[Material for the task]:
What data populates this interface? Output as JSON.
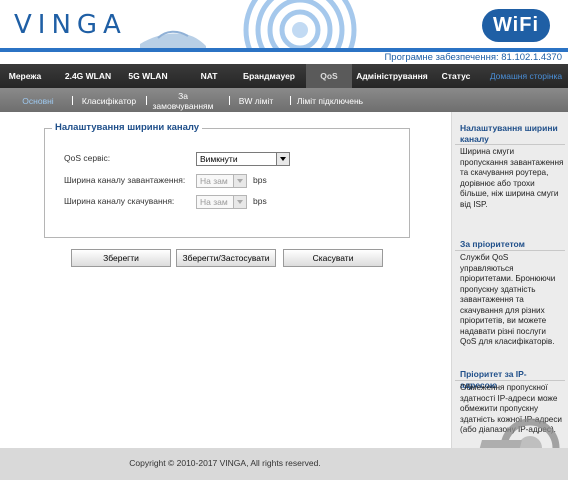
{
  "header": {
    "logo": "VINGA",
    "wifi_badge": "WiFi",
    "firmware": "Програмне забезпечення: 81.102.1.4370"
  },
  "nav": {
    "items": [
      {
        "label": "Мережа"
      },
      {
        "label": "2.4G WLAN"
      },
      {
        "label": "5G WLAN"
      },
      {
        "label": "NAT"
      },
      {
        "label": "Брандмауер"
      },
      {
        "label": "QoS",
        "active": true
      },
      {
        "label": "Адміністрування"
      },
      {
        "label": "Статус"
      },
      {
        "label": "Домашня сторінка"
      }
    ]
  },
  "subnav": {
    "items": [
      {
        "label": "Основні",
        "active": true
      },
      {
        "label": "Класифікатор"
      },
      {
        "label": "За замовчуванням",
        "line1": "За",
        "line2": "замовчуванням"
      },
      {
        "label": "BW ліміт"
      },
      {
        "label": "Ліміт підключень"
      }
    ]
  },
  "panel": {
    "title": "Налаштування ширини каналу",
    "qos_label": "QoS сервіс:",
    "qos_value": "Вимкнути",
    "upload_label": "Ширина каналу завантаження:",
    "upload_value": "На зам",
    "download_label": "Ширина каналу скачування:",
    "download_value": "На зам",
    "unit": "bps"
  },
  "buttons": {
    "save": "Зберегти",
    "save_apply": "Зберегти/Застосувати",
    "cancel": "Скасувати"
  },
  "sidebar": {
    "sections": [
      {
        "title": "Налаштування ширини каналу",
        "text": "Ширина смуги пропускання завантаження та скачування роутера, дорівнює або трохи більше, ніж ширина смуги від ISP."
      },
      {
        "title": "За пріоритетом",
        "text": "Служби QoS управляються пріоритетами. Бронюючи пропускну здатність завантаження та скачування для різних пріоритетів, ви можете надавати різні послуги QoS для класифікаторів."
      },
      {
        "title": "Пріоритет за IP-адресою",
        "text": "Обмеження пропускної здатності IP-адреси може обмежити пропускну здатність кожної IP-адреси (або діапазону IP-адрес)."
      }
    ]
  },
  "footer": {
    "copyright": "Copyright © 2010-2017 VINGA, All rights reserved."
  },
  "colors": {
    "brand_blue": "#1f5fa5",
    "nav_bg": "#2f2f2f",
    "subnav_bg": "#7c7c7c",
    "sidebar_bg": "#ececec"
  }
}
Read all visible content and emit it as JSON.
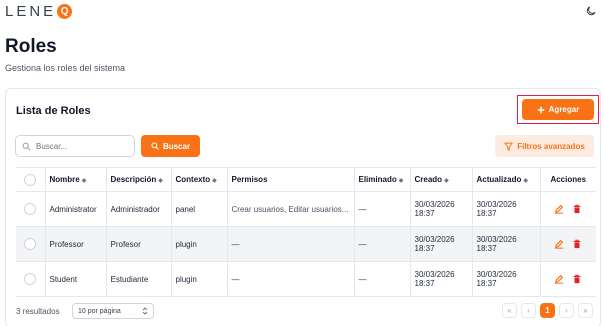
{
  "brand": {
    "logo_text": "LENE",
    "logo_mark": "Q",
    "accent": "#f97316"
  },
  "header": {
    "title": "Roles",
    "subtitle": "Gestiona los roles del sistema"
  },
  "card": {
    "title": "Lista de Roles",
    "add_label": "Agregar",
    "search_placeholder": "Buscar...",
    "search_label": "Buscar",
    "filters_label": "Filtros avanzados"
  },
  "table": {
    "columns": [
      "Nombre",
      "Descripción",
      "Contexto",
      "Permisos",
      "Eliminado",
      "Creado",
      "Actualizado",
      "Acciones"
    ],
    "rows": [
      {
        "nombre": "Administrator",
        "descripcion": "Administrador",
        "contexto": "panel",
        "permisos": "Crear usuarios, Editar usuarios...",
        "eliminado": "—",
        "creado_fecha": "30/03/2026",
        "creado_hora": "18:37",
        "actualizado_fecha": "30/03/2026",
        "actualizado_hora": "18:37"
      },
      {
        "nombre": "Professor",
        "descripcion": "Profesor",
        "contexto": "plugin",
        "permisos": "—",
        "eliminado": "—",
        "creado_fecha": "30/03/2026",
        "creado_hora": "18:37",
        "actualizado_fecha": "30/03/2026",
        "actualizado_hora": "18:37"
      },
      {
        "nombre": "Student",
        "descripcion": "Estudiante",
        "contexto": "plugin",
        "permisos": "—",
        "eliminado": "—",
        "creado_fecha": "30/03/2026",
        "creado_hora": "18:37",
        "actualizado_fecha": "30/03/2026",
        "actualizado_hora": "18:37"
      }
    ]
  },
  "footer": {
    "results": "3 resultados",
    "per_page": "10 por página",
    "current_page": "1"
  }
}
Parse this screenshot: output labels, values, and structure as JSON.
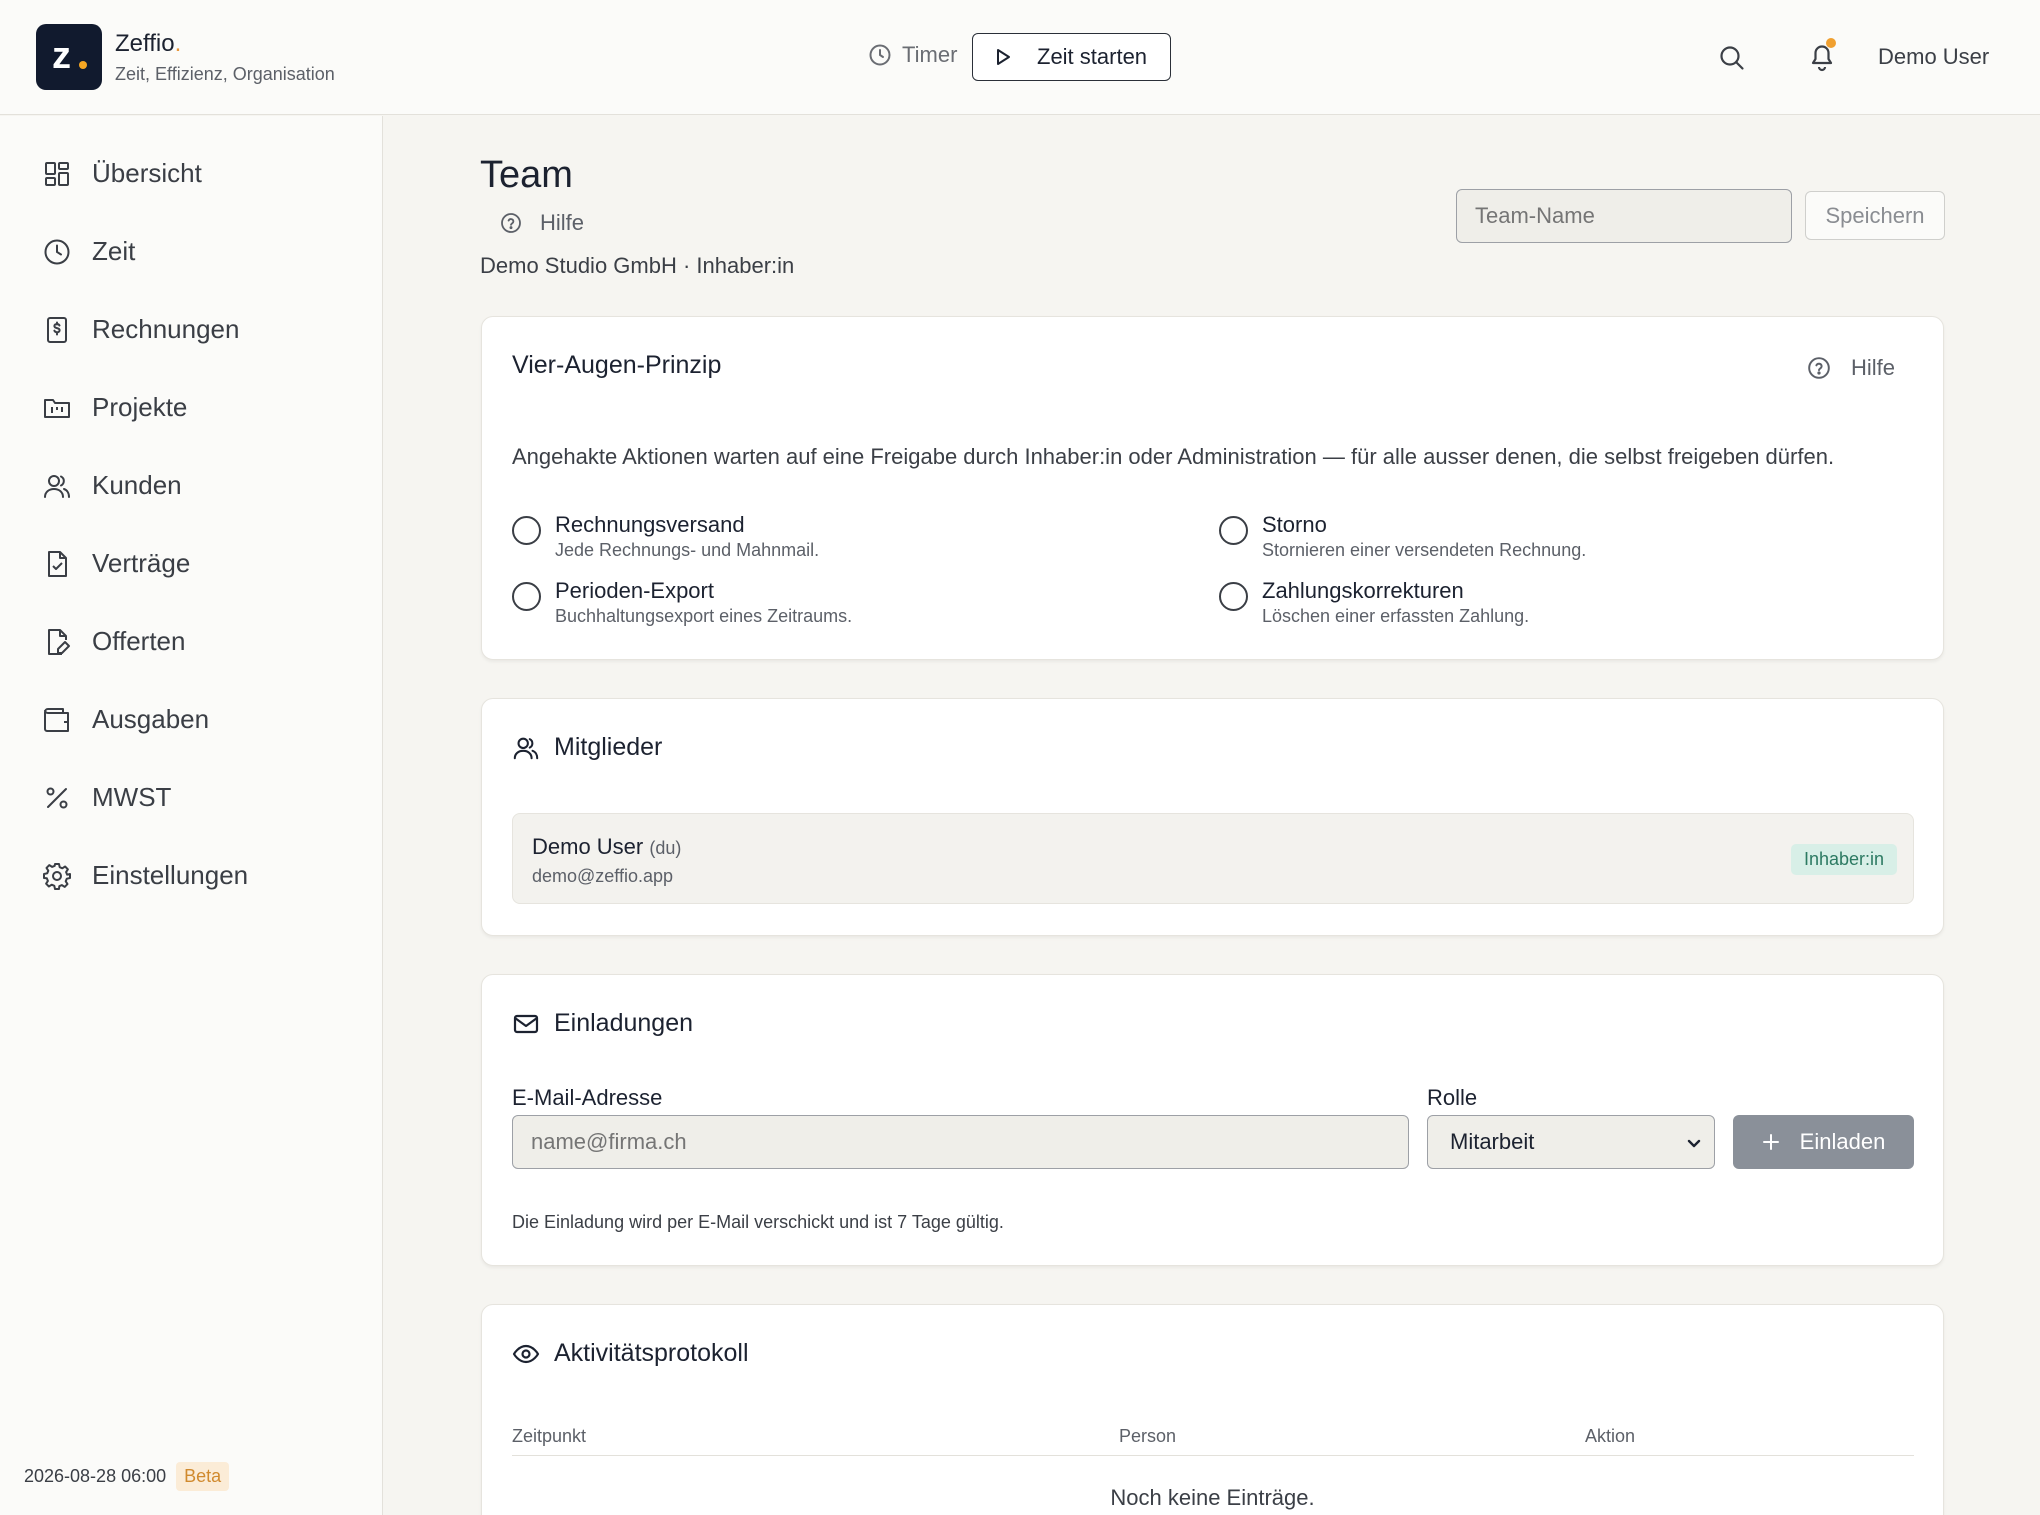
{
  "app": {
    "brand": "Zeffio",
    "tagline": "Zeit, Effizienz, Organisation"
  },
  "header": {
    "timer_label": "Timer",
    "start_label": "Zeit starten",
    "user_name": "Demo User"
  },
  "sidebar": {
    "items": [
      {
        "label": "Übersicht",
        "icon": "grid-icon"
      },
      {
        "label": "Zeit",
        "icon": "clock-icon"
      },
      {
        "label": "Rechnungen",
        "icon": "invoice-icon"
      },
      {
        "label": "Projekte",
        "icon": "folder-icon"
      },
      {
        "label": "Kunden",
        "icon": "users-icon"
      },
      {
        "label": "Verträge",
        "icon": "contract-icon"
      },
      {
        "label": "Offerten",
        "icon": "quote-icon"
      },
      {
        "label": "Ausgaben",
        "icon": "wallet-icon"
      },
      {
        "label": "MWST",
        "icon": "percent-icon"
      },
      {
        "label": "Einstellungen",
        "icon": "gear-icon"
      }
    ],
    "timestamp": "2026-08-28 06:00",
    "badge": "Beta"
  },
  "page": {
    "title": "Team",
    "help_label": "Hilfe",
    "subtitle": "Demo Studio GmbH · Inhaber:in",
    "team_name_placeholder": "Team-Name",
    "save_label": "Speichern"
  },
  "four_eyes": {
    "title": "Vier-Augen-Prinzip",
    "help_label": "Hilfe",
    "description": "Angehakte Aktionen warten auf eine Freigabe durch Inhaber:in oder Administration — für alle ausser denen, die selbst freigeben dürfen.",
    "options": [
      {
        "label": "Rechnungsversand",
        "sub": "Jede Rechnungs- und Mahnmail.",
        "checked": false
      },
      {
        "label": "Storno",
        "sub": "Stornieren einer versendeten Rechnung.",
        "checked": false
      },
      {
        "label": "Perioden-Export",
        "sub": "Buchhaltungsexport eines Zeitraums.",
        "checked": false
      },
      {
        "label": "Zahlungskorrekturen",
        "sub": "Löschen einer erfassten Zahlung.",
        "checked": false
      }
    ]
  },
  "members": {
    "title": "Mitglieder",
    "list": [
      {
        "name": "Demo User",
        "you": "(du)",
        "email": "demo@zeffio.app",
        "role": "Inhaber:in"
      }
    ]
  },
  "invitations": {
    "title": "Einladungen",
    "email_label": "E-Mail-Adresse",
    "email_placeholder": "name@firma.ch",
    "role_label": "Rolle",
    "role_value": "Mitarbeit",
    "invite_label": "Einladen",
    "hint": "Die Einladung wird per E-Mail verschickt und ist 7 Tage gültig."
  },
  "activity": {
    "title": "Aktivitätsprotokoll",
    "columns": [
      "Zeitpunkt",
      "Person",
      "Aktion"
    ],
    "empty": "Noch keine Einträge."
  },
  "colors": {
    "accent": "#111a2e",
    "brand_dot": "#f5a623",
    "role_badge_bg": "#d8efe7",
    "role_badge_text": "#2c7a62",
    "beta_bg": "#fbecd7",
    "beta_text": "#d08a2e",
    "invite_button": "#8a9099"
  }
}
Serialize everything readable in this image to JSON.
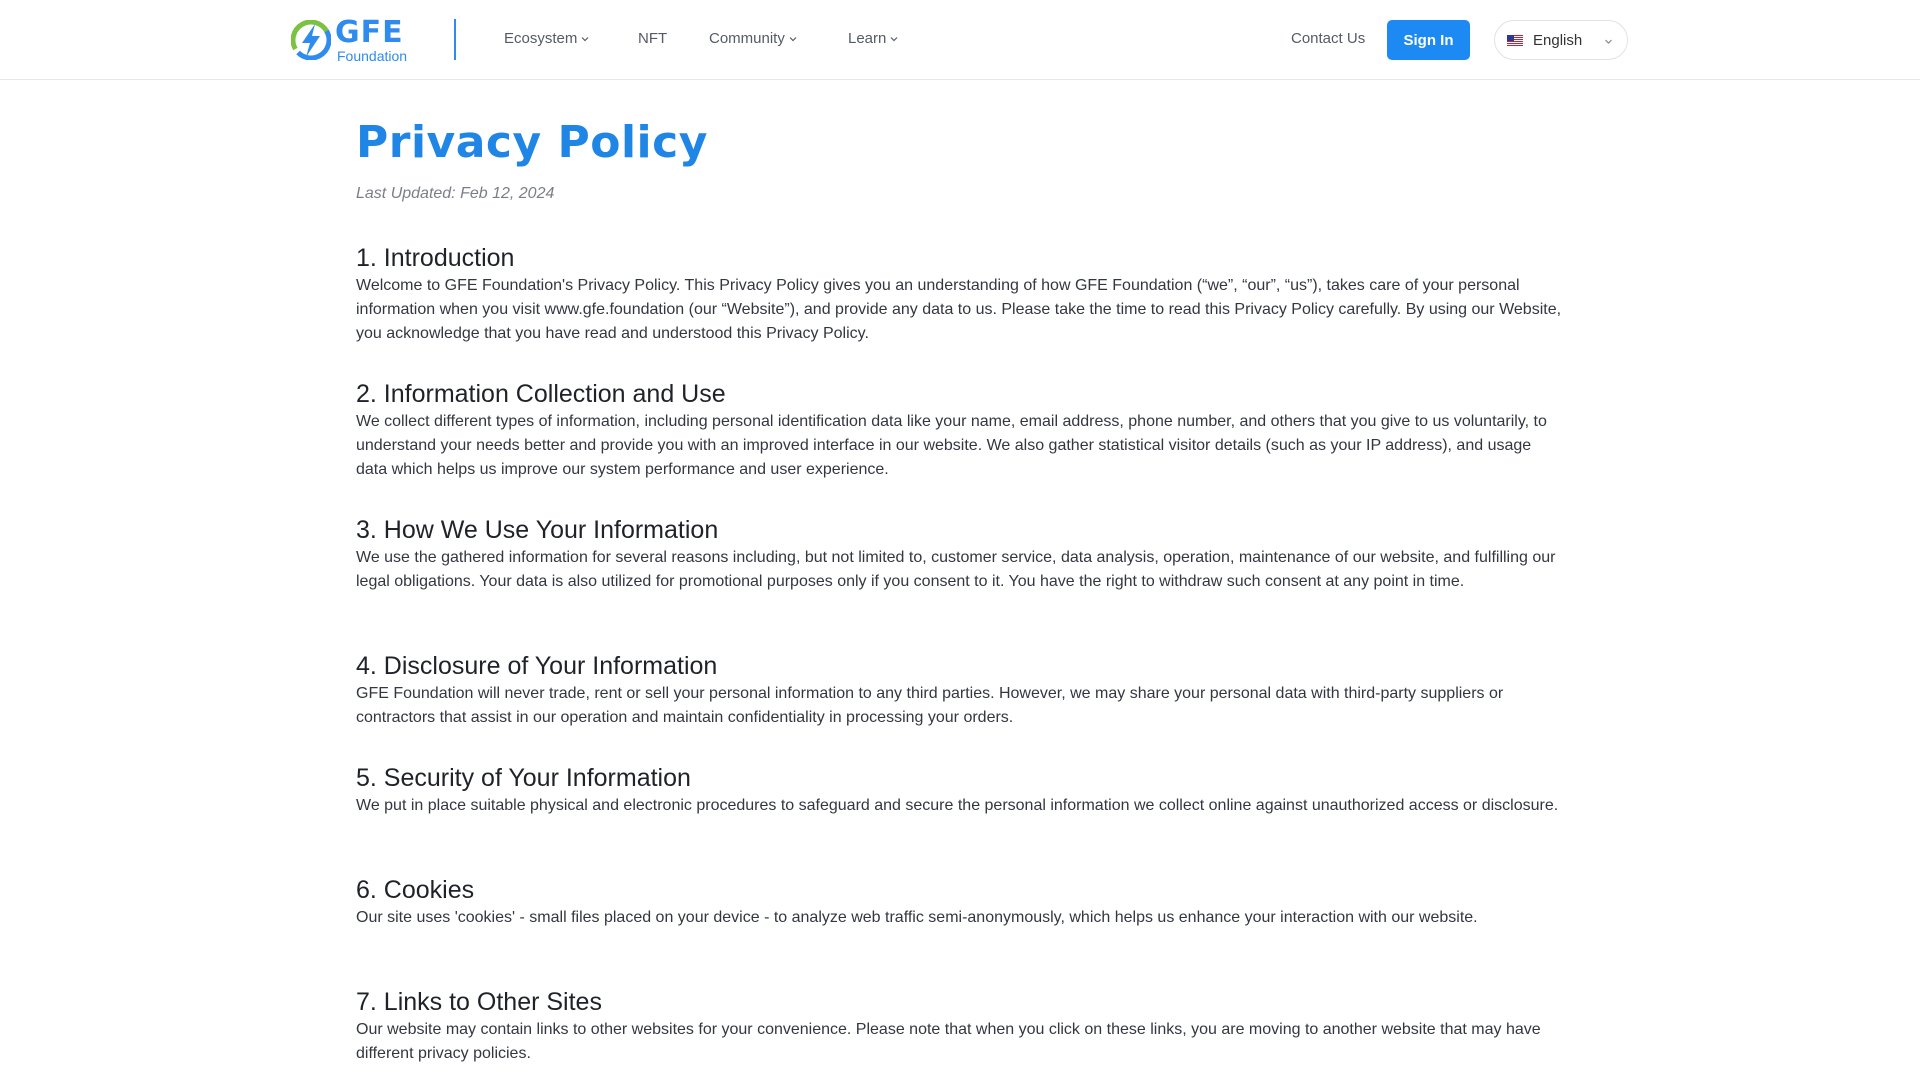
{
  "brand": {
    "name": "GFE",
    "subname": "Foundation",
    "accent": "#2f8bee"
  },
  "nav": {
    "items": [
      {
        "label": "Ecosystem",
        "dropdown": true
      },
      {
        "label": "NFT",
        "dropdown": false
      },
      {
        "label": "Community",
        "dropdown": true
      },
      {
        "label": "Learn",
        "dropdown": true
      }
    ],
    "contact_label": "Contact Us",
    "signin_label": "Sign In",
    "language": {
      "selected": "English",
      "flag_icon": "us-flag-icon"
    }
  },
  "page": {
    "title": "Privacy Policy",
    "last_updated": "Last Updated: Feb 12, 2024",
    "sections": [
      {
        "title": "1. Introduction",
        "body": "Welcome to GFE Foundation's Privacy Policy. This Privacy Policy gives you an understanding of how GFE Foundation (“we”, “our”, “us”), takes care of your personal information when you visit www.gfe.foundation (our “Website”), and provide any data to us. Please take the time to read this Privacy Policy carefully. By using our Website, you acknowledge that you have read and understood this Privacy Policy."
      },
      {
        "title": "2. Information Collection and Use",
        "body": "We collect different types of information, including personal identification data like your name, email address, phone number, and others that you give to us voluntarily, to understand your needs better and provide you with an improved interface in our website. We also gather statistical visitor details (such as your IP address), and usage data which helps us improve our system performance and user experience."
      },
      {
        "title": "3. How We Use Your Information",
        "body": "We use the gathered information for several reasons including, but not limited to, customer service, data analysis, operation, maintenance of our website, and fulfilling our legal obligations. Your data is also utilized for promotional purposes only if you consent to it. You have the right to withdraw such consent at any point in time."
      },
      {
        "title": "4. Disclosure of Your Information",
        "body": "GFE Foundation will never trade, rent or sell your personal information to any third parties. However, we may share your personal data with third-party suppliers or contractors that assist in our operation and maintain confidentiality in processing your orders."
      },
      {
        "title": "5. Security of Your Information",
        "body": "We put in place suitable physical and electronic procedures to safeguard and secure the personal information we collect online against unauthorized access or disclosure."
      },
      {
        "title": "6. Cookies",
        "body": "Our site uses 'cookies' - small files placed on your device - to analyze web traffic semi-anonymously, which helps us enhance your interaction with our website."
      },
      {
        "title": "7. Links to Other Sites",
        "body": "Our website may contain links to other websites for your convenience. Please note that when you click on these links, you are moving to another website that may have different privacy policies."
      }
    ]
  }
}
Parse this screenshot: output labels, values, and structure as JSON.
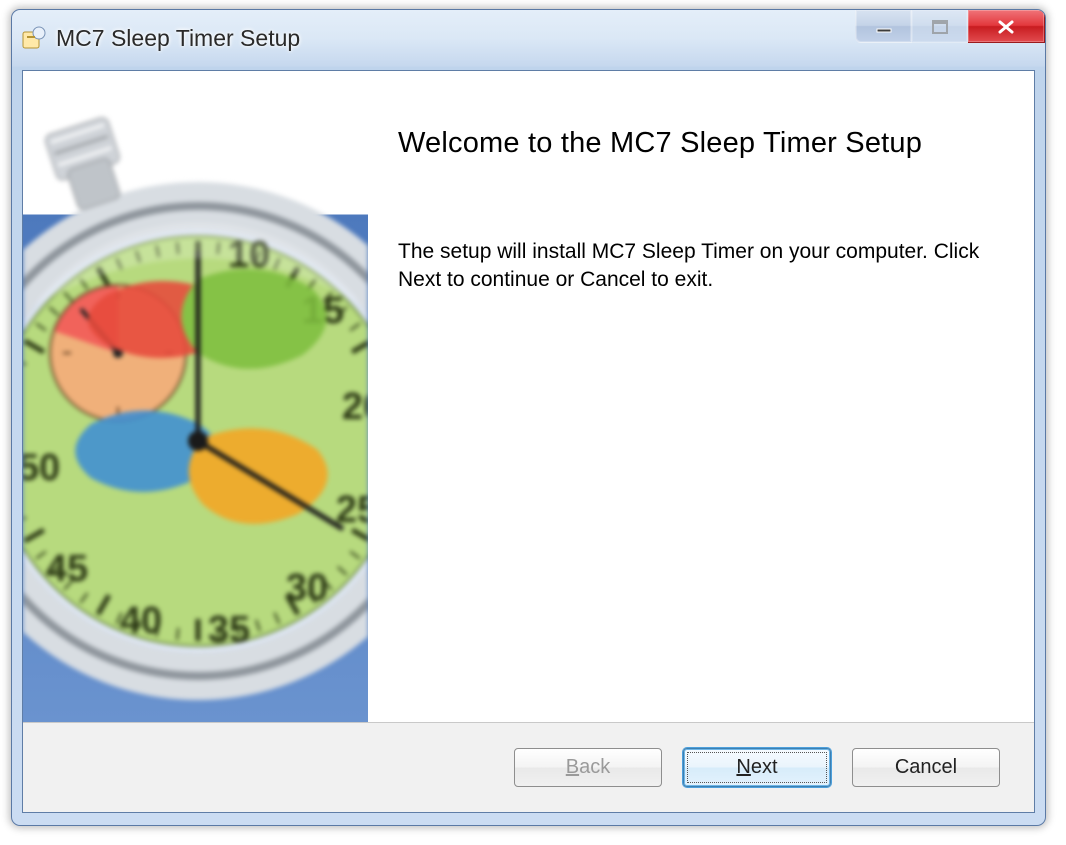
{
  "window": {
    "title": "MC7 Sleep Timer Setup"
  },
  "wizard": {
    "heading": "Welcome to the MC7 Sleep Timer Setup",
    "body_text": "The setup will install MC7 Sleep Timer on your computer. Click Next to continue or Cancel to exit."
  },
  "buttons": {
    "back": "Back",
    "next": "Next",
    "cancel": "Cancel"
  },
  "caption": {
    "minimize": "Minimize",
    "maximize": "Maximize",
    "close": "Close"
  }
}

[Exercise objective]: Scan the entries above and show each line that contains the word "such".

[Completed exercise]:
        "body": "We collect different types of information, including personal identification data like your name, email address, phone number, and others that you give to us voluntarily, to understand your needs better and provide you with an improved interface in our website. We also gather statistical visitor details (such as your IP address), and usage data which helps us improve our system performance and user experience."
        "body": "We use the gathered information for several reasons including, but not limited to, customer service, data analysis, operation, maintenance of our website, and fulfilling our legal obligations. Your data is also utilized for promotional purposes only if you consent to it. You have the right to withdraw such consent at any point in time."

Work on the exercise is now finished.